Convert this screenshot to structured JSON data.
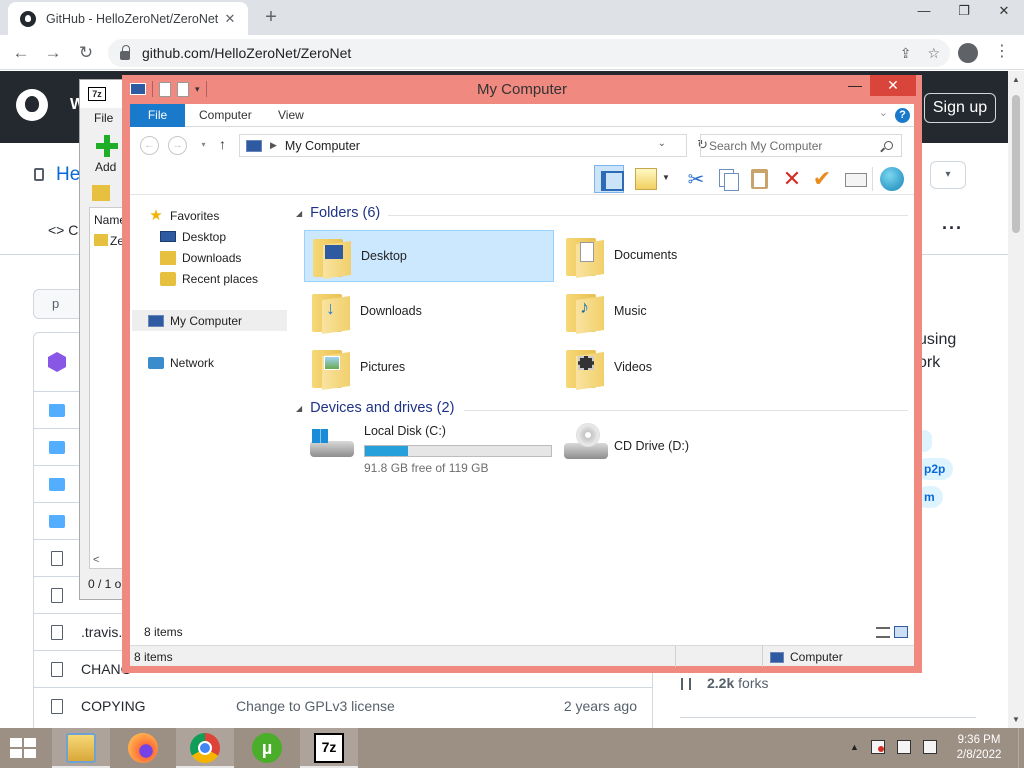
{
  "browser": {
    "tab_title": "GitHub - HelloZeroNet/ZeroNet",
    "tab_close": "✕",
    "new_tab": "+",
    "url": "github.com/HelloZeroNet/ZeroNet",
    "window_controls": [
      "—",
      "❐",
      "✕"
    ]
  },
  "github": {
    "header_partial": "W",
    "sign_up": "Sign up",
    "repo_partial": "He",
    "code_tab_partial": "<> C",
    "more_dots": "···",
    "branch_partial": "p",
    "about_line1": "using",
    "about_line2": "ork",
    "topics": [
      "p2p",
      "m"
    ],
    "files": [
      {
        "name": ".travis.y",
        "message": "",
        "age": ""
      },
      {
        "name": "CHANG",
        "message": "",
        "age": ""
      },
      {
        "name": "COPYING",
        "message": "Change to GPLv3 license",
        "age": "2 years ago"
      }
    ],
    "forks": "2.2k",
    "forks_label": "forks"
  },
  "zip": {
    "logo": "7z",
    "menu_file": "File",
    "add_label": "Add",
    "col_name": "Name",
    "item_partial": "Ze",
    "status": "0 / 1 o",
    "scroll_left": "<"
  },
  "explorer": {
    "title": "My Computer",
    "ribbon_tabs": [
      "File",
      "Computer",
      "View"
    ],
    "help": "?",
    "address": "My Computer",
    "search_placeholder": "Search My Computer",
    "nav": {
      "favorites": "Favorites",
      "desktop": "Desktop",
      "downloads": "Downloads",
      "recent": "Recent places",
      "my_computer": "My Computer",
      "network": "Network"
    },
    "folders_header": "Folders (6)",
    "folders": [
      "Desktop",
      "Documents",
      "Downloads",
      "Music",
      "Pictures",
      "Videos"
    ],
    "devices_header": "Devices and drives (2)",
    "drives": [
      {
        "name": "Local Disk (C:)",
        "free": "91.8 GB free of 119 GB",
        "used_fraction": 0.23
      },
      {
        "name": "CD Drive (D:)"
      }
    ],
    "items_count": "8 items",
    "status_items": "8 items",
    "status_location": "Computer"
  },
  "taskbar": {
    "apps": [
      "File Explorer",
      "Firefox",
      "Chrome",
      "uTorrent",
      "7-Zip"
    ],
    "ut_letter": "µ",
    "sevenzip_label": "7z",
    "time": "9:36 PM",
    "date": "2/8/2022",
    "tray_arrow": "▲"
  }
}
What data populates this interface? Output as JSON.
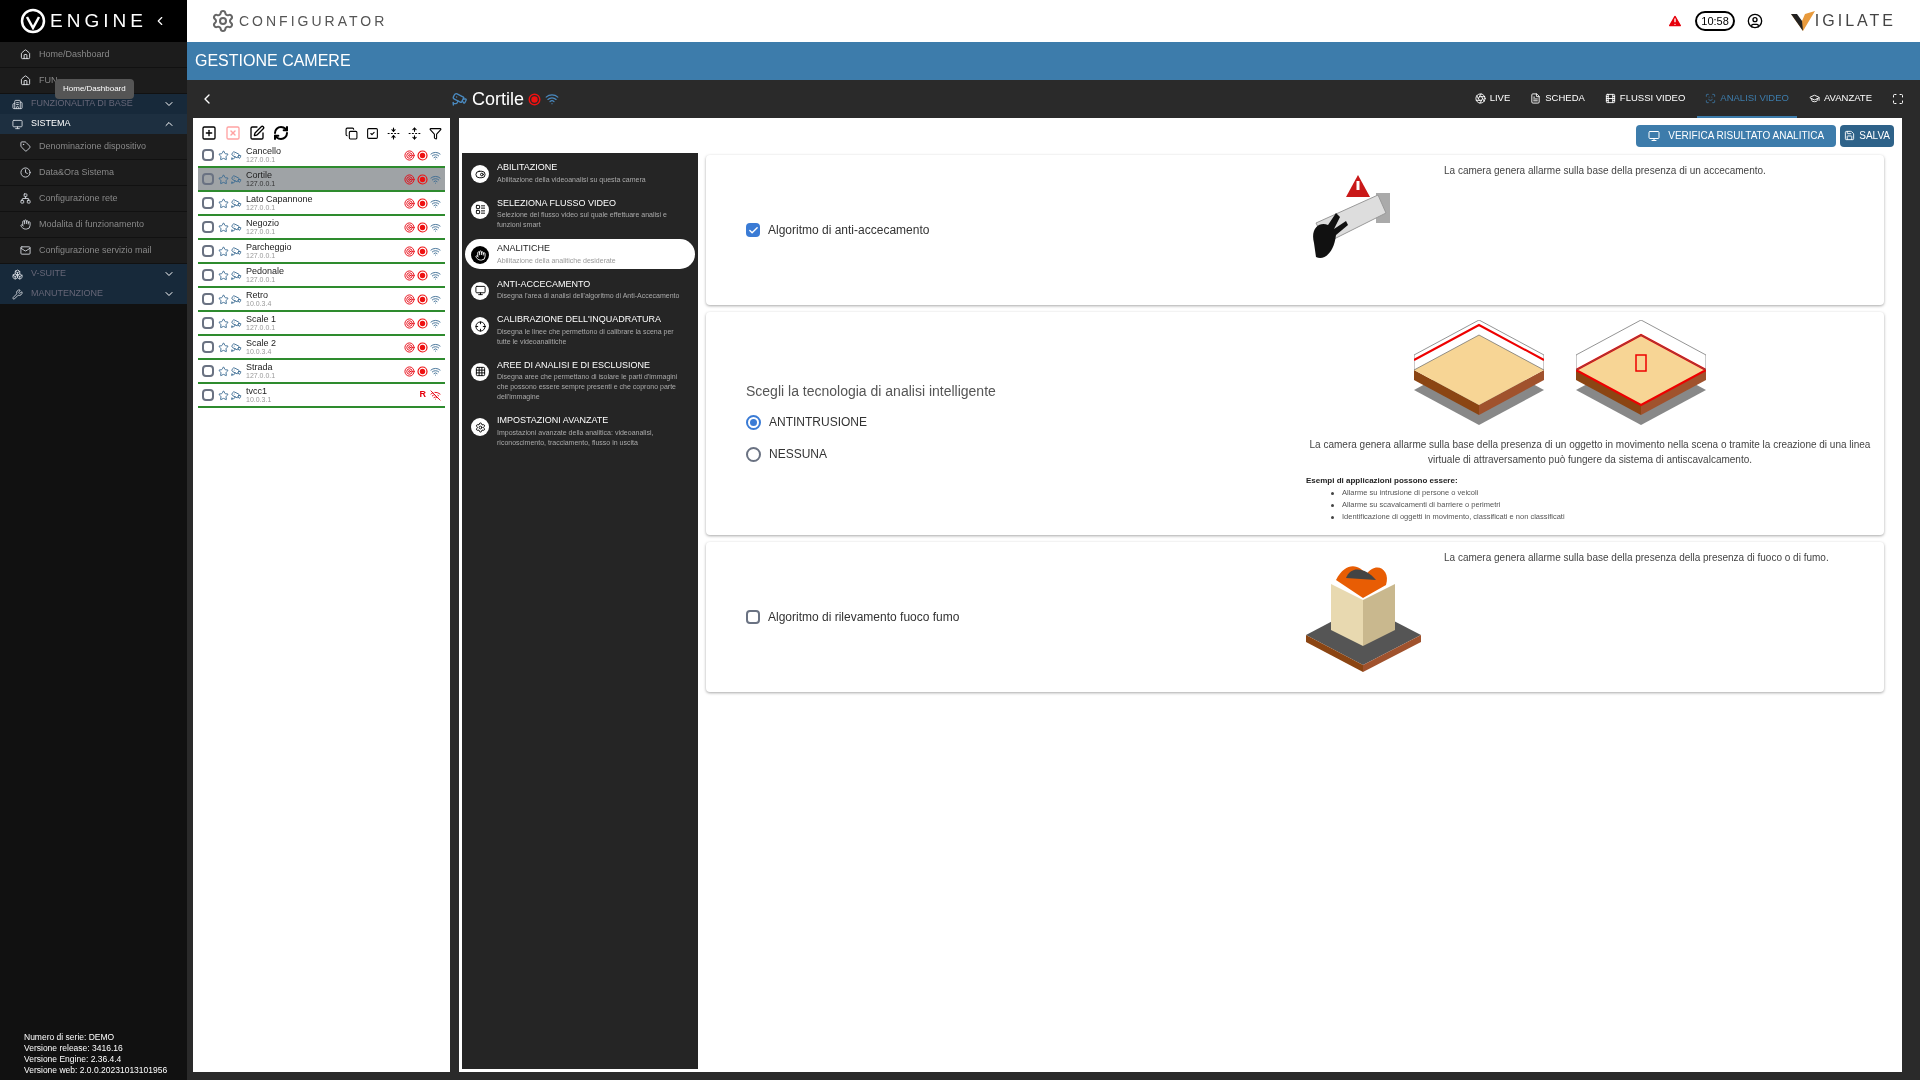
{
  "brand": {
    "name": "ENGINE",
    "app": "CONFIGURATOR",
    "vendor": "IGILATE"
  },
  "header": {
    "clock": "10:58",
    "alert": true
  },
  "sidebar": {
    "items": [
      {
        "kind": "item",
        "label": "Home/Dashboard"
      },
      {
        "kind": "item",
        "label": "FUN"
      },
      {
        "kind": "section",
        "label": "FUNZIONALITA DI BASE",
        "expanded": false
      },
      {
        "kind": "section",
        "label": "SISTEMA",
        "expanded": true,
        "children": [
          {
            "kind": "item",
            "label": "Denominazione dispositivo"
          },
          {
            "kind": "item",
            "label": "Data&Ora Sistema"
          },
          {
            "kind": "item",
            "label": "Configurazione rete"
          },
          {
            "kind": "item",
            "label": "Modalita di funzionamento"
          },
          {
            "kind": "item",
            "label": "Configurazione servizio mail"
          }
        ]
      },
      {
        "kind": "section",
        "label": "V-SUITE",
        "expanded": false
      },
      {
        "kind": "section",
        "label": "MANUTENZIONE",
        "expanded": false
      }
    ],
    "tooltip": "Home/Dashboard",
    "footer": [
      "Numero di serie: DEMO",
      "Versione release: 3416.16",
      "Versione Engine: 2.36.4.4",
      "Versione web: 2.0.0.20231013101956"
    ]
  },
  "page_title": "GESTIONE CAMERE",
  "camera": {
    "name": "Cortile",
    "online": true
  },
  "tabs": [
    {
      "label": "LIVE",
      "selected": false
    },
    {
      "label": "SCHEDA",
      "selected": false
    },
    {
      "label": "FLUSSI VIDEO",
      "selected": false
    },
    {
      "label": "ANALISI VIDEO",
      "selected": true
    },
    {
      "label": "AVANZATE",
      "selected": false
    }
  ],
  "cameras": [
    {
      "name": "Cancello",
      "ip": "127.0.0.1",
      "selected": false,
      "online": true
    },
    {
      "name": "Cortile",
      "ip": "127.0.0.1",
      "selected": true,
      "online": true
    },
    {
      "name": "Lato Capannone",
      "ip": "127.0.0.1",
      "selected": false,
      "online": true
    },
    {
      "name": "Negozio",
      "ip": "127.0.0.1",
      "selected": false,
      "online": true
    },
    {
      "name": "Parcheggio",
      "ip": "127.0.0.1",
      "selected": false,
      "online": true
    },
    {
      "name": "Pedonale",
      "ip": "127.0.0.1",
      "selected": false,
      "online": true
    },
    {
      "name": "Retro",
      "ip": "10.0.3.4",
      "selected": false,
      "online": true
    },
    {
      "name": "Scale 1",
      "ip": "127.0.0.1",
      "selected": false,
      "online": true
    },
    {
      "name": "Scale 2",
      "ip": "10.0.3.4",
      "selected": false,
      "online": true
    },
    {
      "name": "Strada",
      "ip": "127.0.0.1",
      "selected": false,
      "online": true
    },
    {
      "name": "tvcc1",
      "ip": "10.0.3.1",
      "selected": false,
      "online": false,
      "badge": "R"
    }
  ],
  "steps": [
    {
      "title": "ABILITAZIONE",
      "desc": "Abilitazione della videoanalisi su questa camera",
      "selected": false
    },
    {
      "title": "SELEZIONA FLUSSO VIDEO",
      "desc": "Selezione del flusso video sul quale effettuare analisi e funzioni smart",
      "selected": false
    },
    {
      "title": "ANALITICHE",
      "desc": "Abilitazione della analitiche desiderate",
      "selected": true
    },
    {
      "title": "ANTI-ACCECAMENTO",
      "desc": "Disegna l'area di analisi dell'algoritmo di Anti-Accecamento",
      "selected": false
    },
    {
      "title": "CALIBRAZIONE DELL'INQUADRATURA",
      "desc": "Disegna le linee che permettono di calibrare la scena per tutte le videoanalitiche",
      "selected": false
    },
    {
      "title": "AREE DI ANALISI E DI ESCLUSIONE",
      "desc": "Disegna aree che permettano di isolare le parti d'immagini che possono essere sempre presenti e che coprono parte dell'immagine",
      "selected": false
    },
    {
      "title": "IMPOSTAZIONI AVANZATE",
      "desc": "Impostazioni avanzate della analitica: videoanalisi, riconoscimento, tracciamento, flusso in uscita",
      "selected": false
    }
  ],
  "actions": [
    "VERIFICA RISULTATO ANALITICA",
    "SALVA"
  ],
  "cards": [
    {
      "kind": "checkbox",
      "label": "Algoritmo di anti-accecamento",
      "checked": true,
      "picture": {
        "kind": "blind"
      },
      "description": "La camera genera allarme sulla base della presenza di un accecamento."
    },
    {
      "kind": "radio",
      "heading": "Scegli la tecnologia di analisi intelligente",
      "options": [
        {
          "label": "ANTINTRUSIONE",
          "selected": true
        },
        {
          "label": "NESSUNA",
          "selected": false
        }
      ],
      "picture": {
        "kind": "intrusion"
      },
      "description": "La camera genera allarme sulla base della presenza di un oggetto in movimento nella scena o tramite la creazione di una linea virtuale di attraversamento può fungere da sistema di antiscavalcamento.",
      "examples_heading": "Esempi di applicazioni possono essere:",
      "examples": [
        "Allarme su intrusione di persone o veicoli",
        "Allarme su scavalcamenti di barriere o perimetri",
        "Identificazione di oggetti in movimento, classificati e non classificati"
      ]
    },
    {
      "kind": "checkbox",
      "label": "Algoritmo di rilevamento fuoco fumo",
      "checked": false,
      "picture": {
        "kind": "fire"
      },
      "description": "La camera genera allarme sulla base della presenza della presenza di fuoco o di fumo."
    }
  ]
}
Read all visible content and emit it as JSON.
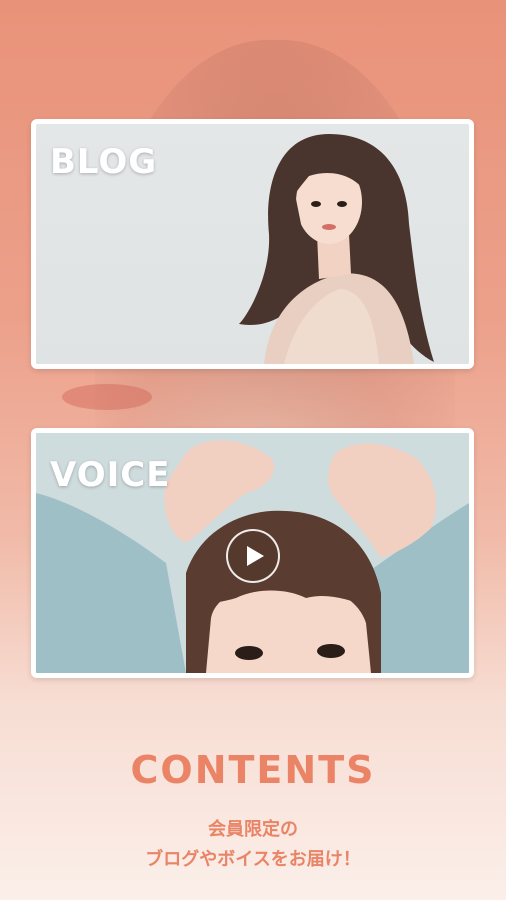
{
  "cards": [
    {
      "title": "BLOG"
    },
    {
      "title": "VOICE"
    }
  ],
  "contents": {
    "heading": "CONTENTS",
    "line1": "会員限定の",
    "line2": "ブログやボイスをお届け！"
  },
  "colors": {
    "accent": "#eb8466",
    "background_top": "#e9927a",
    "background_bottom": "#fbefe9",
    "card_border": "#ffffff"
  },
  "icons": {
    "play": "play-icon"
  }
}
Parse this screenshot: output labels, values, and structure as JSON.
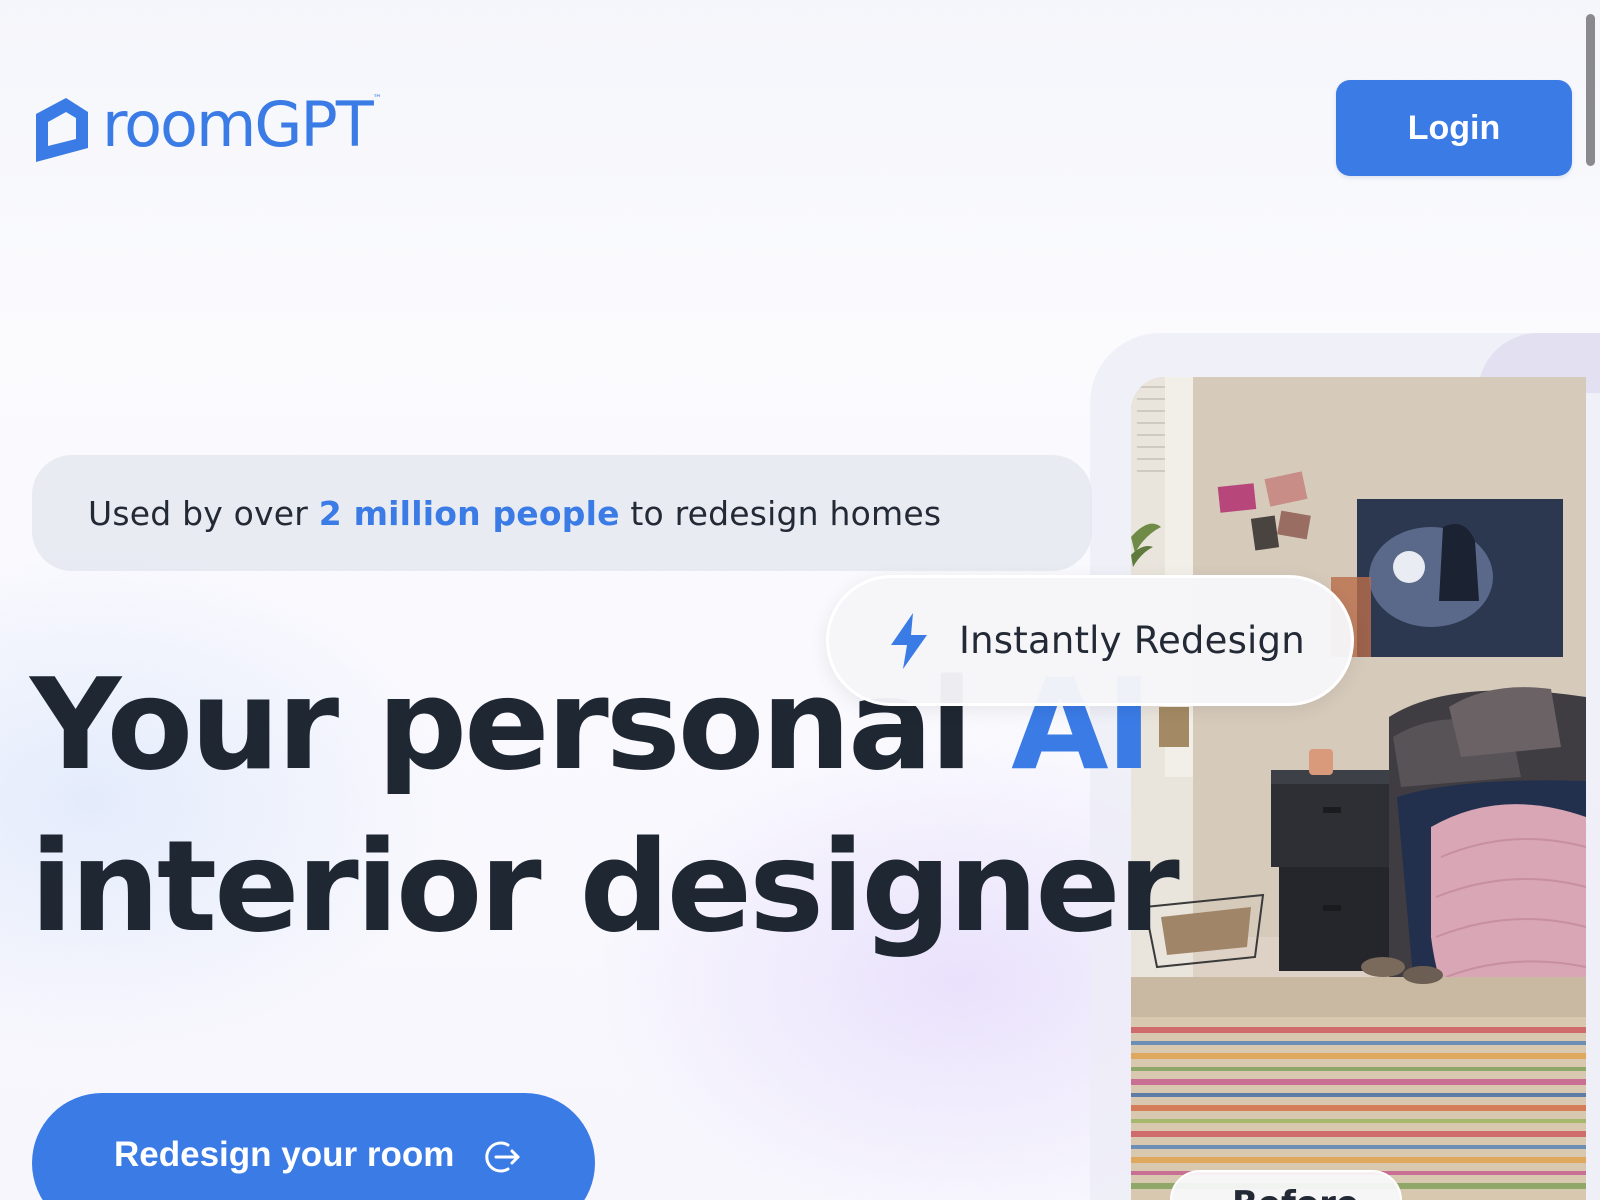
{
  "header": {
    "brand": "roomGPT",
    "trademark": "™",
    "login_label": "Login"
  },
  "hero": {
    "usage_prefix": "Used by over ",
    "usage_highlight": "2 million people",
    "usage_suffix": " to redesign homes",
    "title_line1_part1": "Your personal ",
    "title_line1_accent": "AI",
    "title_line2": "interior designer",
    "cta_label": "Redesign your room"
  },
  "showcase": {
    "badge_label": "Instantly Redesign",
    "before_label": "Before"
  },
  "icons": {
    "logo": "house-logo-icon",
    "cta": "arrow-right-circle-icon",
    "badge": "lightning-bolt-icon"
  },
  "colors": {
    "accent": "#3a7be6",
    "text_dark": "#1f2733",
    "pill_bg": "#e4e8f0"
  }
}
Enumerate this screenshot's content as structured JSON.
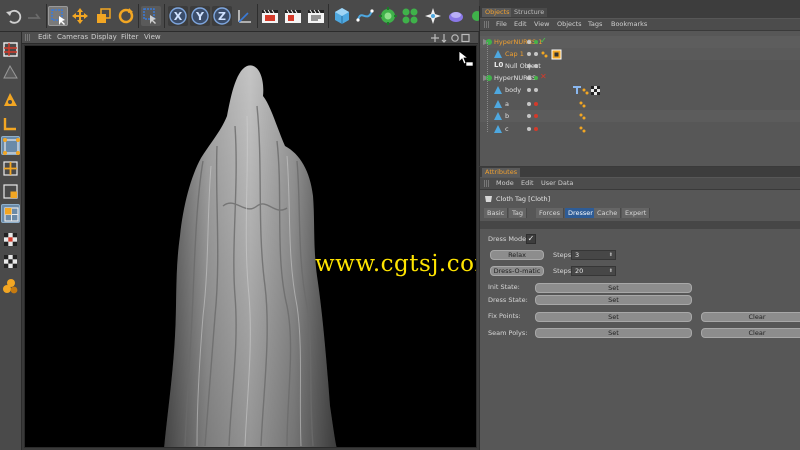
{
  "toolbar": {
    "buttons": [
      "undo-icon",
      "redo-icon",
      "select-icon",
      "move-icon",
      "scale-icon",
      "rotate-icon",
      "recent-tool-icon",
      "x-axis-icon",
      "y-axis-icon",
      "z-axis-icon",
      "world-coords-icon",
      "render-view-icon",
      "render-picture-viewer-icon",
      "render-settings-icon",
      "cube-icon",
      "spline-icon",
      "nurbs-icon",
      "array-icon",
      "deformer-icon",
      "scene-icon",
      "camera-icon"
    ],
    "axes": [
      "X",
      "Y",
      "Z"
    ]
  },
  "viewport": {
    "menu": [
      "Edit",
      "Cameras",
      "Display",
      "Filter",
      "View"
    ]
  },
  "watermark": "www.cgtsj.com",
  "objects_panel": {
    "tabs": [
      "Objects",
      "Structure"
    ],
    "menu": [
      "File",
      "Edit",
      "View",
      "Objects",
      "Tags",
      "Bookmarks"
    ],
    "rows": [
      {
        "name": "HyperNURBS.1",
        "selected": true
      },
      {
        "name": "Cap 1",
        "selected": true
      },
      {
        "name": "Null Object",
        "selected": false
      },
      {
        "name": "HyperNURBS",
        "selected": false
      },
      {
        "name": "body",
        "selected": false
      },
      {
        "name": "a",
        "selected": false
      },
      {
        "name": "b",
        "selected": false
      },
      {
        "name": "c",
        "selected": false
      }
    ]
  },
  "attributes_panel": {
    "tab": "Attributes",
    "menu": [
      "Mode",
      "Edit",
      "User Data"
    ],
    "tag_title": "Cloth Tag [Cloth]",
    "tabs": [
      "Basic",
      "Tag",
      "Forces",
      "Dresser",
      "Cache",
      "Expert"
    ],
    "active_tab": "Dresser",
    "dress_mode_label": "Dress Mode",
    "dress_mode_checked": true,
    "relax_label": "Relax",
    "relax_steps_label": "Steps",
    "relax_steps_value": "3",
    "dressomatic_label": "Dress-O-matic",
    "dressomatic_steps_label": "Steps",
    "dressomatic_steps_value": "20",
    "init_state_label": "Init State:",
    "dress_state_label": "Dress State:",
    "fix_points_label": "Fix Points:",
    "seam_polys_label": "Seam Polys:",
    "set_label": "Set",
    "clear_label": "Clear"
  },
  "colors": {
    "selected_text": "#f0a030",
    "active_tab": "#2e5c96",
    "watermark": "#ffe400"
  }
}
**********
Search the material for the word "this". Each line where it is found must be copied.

▶ [Written solution]:
Convert this screenshot to structured JSON data.
What data populates this interface? Output as JSON.
Parse this screenshot: output labels, values, and structure as JSON.
Enumerate this screenshot's content as structured JSON.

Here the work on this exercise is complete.